The Beckhoff EtherCAT P I/O portfolio is comprehensive. Instead of having to use multiple connection cables between a control cabinet and a machine, a single cable to the AMP8805 distribution module is all it takes because each of the AMP8000 distribution servo drives is, in turn, connected to the distribution module with just a short cable. With EtherCAT P, the cable routes to the motor can be laid out much more clearly, and space requirements in the control cabinet are reduced to a minimum.
Furthermore, only one cable type is required for the entire system cabling. Also, preassembled system cables significantly reduce the time and cost required for logistics, cabling and commissioning, and minimise the risk of error.
Bringing it all together

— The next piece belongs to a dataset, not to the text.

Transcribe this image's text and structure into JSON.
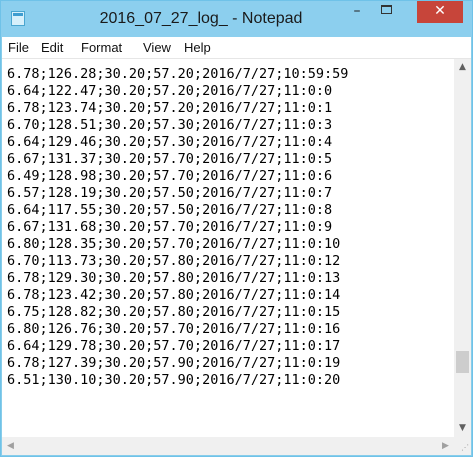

With these technologies, it is now possible to develop systems that pack high performance and functionality into smaller footprints for automation engineers and plant managers. These systems no longer require complex, bulky control cabinets. Instead, machines require as little as a single compact distribution module.
An example might be a packaging machine with an in-built panel IPC, such as Beckhoff’s CP37 range, to control various functions in the machine — PLC, motion or robotics, for instance. The machine can contain an AMP8000 servo system that includes a servomotor with a rear-mounted servo drive, which occupies a footprint only slightly longer than a conventional servomotor. This connects to a power supply module that, due to its IP65 protection rating, can be housed inside the machine. This module draws power from the mains network to power up to five servosystems and input/output (I/O) units, such as Beckhoff’s EPP modules. The machine then operates as a self-contained system.
If a machine is using multiple servosystems, these can be connected to a small number of compact coupling modules. Because each module connects and powers up to five servosystems and only requires one input cable, any external cabinets that are required become significantly smaller. These cabinets, due to their smaller size and the shorter single cable runs required, can be positioned closer to the machine, further conserving floor space.
The end result is clear: a sophisticated machine with a smaller footprint, which means lower cost shipping and quicker installation for machine builders and higher output per square metre of production space for end-users.
For many, subtraction doesn’t come naturally. But, with the right equipment, it’s certainly possible for manufacturers to achieve a lot more with less.
Bradley McEwan is business development manager at Beckhoff Automation UK